*EXERCISE*: The response must contain every line from the records below that has "time".

*PROVIDED RECORDS*:

━━━━

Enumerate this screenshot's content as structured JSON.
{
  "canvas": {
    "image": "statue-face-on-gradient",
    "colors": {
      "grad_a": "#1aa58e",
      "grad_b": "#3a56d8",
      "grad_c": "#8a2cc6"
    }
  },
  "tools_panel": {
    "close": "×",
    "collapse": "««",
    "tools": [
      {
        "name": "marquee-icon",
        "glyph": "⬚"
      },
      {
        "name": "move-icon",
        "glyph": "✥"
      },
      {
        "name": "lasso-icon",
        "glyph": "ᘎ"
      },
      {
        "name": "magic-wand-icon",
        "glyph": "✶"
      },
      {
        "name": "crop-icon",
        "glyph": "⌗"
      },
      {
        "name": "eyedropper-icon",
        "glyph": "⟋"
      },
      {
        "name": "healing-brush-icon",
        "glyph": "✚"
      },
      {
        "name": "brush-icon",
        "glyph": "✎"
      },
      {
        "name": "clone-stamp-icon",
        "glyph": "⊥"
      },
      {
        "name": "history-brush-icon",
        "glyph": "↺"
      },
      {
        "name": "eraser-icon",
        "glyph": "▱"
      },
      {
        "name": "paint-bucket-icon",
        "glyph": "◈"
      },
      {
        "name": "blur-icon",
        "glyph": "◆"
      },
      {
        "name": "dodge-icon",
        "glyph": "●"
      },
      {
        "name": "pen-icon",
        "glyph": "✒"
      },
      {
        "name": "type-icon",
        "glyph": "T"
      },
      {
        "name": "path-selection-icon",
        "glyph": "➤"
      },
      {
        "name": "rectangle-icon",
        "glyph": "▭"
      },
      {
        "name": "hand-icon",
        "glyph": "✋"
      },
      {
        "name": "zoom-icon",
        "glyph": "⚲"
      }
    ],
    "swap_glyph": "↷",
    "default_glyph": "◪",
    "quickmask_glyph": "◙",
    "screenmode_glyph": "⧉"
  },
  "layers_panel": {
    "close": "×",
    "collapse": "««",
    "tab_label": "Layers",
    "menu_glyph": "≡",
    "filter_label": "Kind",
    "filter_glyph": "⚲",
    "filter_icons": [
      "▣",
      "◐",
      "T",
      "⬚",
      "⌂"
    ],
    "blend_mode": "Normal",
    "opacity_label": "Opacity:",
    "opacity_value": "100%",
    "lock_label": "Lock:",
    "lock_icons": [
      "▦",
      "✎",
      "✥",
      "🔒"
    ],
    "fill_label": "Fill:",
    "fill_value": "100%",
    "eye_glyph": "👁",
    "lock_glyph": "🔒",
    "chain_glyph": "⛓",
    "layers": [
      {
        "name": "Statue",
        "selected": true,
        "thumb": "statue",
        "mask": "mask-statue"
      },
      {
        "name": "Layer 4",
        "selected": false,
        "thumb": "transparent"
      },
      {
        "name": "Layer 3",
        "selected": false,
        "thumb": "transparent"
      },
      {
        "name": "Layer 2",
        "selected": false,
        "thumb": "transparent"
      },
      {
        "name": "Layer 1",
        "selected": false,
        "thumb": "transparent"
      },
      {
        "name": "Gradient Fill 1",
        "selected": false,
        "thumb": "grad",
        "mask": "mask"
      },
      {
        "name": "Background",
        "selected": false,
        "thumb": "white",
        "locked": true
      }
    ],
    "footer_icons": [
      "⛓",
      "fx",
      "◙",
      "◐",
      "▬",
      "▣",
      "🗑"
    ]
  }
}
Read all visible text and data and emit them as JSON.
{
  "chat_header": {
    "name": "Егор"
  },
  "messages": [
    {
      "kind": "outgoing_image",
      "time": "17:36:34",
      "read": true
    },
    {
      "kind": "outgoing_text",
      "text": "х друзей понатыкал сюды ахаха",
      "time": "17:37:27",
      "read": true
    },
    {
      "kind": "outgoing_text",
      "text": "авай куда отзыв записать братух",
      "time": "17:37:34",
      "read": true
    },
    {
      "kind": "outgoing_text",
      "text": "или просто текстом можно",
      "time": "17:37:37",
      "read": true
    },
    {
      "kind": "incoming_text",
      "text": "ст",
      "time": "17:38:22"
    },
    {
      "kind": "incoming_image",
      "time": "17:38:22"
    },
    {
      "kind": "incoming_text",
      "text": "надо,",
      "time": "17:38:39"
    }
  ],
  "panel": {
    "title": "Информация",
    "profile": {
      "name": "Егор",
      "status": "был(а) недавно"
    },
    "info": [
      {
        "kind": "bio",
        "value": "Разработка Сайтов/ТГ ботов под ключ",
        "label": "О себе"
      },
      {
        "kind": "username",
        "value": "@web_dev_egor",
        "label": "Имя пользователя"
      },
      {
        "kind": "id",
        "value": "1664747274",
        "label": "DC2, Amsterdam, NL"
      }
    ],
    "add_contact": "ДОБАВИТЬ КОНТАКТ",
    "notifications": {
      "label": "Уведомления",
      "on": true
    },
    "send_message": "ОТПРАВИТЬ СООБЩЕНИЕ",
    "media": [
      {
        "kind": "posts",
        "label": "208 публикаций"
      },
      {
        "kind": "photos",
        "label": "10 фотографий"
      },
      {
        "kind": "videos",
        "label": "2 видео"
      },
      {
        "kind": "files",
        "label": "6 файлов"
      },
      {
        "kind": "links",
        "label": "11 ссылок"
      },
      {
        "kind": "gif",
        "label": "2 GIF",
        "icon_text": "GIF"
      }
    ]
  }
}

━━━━

*THE COMPLETED TASK*:
      "time": "17:36:34",
      "time": "17:37:27",
      "time": "17:37:34",
      "time": "17:37:37",
      "time": "17:38:22"
      "time": "17:38:22"
      "time": "17:38:39"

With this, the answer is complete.